  7. Active Trading Fundamentals

    Trade Takeover Stocks With Merger Arbitrage

    This high-risk strategy attempts to profit from price discrepancies that arise during acquisitions.
  8. Options & Futures

    Pinpoint Takeovers First

    Use these seven steps to discover a takeover before the rest of the market catches on.
  9. Bonds & Fixed Income

    Trademarks Of A Takeover Target

    These tips can lead you to little companies with big prospects.
  10. Investing

    Mergers Put Money In Shareholders' Pockets

    Learn the five ways mergers and acquisitions can increase a company's value.

You May Also Like

Hot Definitions
  1. Inbound Cash Flow

    Any currency that a company or individual receives through conducting a transaction with another party. Inbound cash flow ...
  2. Social Security

    A United States federal program of social insurance and benefits developed in 1935. The Social Security program's benefits ...
  3. American Dream

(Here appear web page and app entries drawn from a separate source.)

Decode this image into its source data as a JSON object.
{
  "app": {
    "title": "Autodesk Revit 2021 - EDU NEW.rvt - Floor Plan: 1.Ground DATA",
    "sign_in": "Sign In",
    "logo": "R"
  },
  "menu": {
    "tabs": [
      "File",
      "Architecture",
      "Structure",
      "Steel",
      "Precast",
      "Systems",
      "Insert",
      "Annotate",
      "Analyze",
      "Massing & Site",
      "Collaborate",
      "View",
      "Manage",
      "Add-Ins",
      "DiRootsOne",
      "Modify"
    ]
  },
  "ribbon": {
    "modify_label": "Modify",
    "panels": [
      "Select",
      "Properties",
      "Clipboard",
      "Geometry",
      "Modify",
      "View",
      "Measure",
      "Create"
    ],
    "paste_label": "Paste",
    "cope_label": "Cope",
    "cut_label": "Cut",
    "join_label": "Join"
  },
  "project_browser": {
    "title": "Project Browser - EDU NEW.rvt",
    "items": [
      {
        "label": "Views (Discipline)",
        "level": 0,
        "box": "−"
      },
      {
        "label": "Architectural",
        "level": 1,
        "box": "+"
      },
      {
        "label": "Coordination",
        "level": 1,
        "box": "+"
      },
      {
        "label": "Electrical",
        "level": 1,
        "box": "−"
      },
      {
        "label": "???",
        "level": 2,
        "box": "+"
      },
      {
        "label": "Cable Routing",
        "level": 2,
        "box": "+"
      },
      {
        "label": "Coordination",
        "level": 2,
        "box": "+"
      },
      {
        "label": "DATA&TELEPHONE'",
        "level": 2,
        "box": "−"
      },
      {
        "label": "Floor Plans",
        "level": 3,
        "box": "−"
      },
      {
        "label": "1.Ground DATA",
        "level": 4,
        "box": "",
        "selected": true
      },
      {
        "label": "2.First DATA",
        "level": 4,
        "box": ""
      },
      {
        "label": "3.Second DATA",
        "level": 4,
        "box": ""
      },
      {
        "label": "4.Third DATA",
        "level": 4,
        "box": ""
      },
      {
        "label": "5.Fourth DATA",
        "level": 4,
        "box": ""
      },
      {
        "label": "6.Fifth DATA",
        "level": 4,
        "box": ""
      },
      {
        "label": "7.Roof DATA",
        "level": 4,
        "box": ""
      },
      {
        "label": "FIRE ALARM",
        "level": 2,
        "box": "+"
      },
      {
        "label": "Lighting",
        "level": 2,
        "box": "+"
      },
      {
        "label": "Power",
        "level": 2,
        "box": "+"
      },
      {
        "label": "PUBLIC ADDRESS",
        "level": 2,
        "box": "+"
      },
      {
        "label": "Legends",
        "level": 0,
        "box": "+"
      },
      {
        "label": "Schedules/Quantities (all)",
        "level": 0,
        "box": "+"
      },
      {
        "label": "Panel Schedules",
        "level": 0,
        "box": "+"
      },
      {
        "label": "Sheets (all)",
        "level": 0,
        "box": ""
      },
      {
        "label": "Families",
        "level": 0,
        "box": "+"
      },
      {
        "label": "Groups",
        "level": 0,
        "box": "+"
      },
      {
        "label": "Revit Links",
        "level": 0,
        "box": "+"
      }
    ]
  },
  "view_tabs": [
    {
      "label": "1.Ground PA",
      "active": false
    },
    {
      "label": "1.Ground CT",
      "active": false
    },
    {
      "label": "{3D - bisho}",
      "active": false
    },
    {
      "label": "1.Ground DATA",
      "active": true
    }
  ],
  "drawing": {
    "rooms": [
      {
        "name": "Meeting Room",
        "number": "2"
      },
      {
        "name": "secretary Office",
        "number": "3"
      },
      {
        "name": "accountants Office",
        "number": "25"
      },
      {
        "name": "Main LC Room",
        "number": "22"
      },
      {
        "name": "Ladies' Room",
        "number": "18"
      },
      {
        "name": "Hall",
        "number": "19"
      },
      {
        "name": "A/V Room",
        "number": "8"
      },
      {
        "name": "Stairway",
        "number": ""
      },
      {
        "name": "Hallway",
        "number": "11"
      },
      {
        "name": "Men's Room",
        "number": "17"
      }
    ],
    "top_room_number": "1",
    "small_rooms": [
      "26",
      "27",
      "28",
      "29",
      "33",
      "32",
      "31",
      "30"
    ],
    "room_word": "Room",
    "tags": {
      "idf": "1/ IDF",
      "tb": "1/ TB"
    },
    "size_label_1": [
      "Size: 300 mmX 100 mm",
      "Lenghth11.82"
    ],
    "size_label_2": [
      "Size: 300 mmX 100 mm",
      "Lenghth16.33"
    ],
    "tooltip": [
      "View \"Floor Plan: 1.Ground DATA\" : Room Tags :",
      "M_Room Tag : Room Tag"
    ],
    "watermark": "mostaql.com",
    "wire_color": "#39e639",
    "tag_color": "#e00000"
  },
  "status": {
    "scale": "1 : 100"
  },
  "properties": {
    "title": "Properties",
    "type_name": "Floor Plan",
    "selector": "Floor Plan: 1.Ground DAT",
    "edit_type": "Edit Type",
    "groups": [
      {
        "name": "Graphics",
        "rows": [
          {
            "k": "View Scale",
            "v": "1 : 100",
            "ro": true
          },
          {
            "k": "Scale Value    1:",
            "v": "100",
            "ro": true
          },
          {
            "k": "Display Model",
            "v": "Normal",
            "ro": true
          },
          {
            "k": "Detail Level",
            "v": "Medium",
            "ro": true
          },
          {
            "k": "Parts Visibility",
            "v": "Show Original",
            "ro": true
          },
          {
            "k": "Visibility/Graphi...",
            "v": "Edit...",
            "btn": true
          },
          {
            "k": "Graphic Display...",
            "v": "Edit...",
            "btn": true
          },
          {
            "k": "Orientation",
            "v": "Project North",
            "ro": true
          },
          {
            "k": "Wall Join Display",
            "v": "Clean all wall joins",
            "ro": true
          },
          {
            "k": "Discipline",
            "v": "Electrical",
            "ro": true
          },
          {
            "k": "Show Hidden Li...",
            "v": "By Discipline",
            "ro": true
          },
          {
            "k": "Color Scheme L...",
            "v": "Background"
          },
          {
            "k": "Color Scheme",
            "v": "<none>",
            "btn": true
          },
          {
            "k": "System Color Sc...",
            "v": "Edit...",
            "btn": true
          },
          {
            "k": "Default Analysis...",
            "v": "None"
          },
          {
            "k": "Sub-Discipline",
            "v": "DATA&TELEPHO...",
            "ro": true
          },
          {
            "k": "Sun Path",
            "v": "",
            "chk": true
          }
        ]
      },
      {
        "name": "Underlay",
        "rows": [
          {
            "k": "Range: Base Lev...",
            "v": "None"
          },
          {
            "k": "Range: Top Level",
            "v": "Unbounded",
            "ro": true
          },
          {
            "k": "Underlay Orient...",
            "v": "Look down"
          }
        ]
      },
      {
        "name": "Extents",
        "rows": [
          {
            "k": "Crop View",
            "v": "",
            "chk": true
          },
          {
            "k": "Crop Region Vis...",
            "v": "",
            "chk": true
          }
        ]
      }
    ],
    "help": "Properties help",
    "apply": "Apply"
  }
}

    The belief that anyone, regardless of where they were born or what class they were born into, can attain their own version ...
  4. Multicurrency Note Facility

    A credit facility that finances short- to medium-term Euro notes. Multicurrency note facilities are denominated in many currencies. ...
  5. National Currency

    The currency or legal tender issued by a nation's central bank or monetary authority. The national currency of a nation is ...
  6. Treasury Yield

    The return on investment, expressed as a percentage, on the debt obligations of the U.S. government. Treasuries are considered ...
Trading Center
×

You are using adblocking software

Want access to all of Investopedia? Add us to your “whitelist”
so you'll never miss a feature!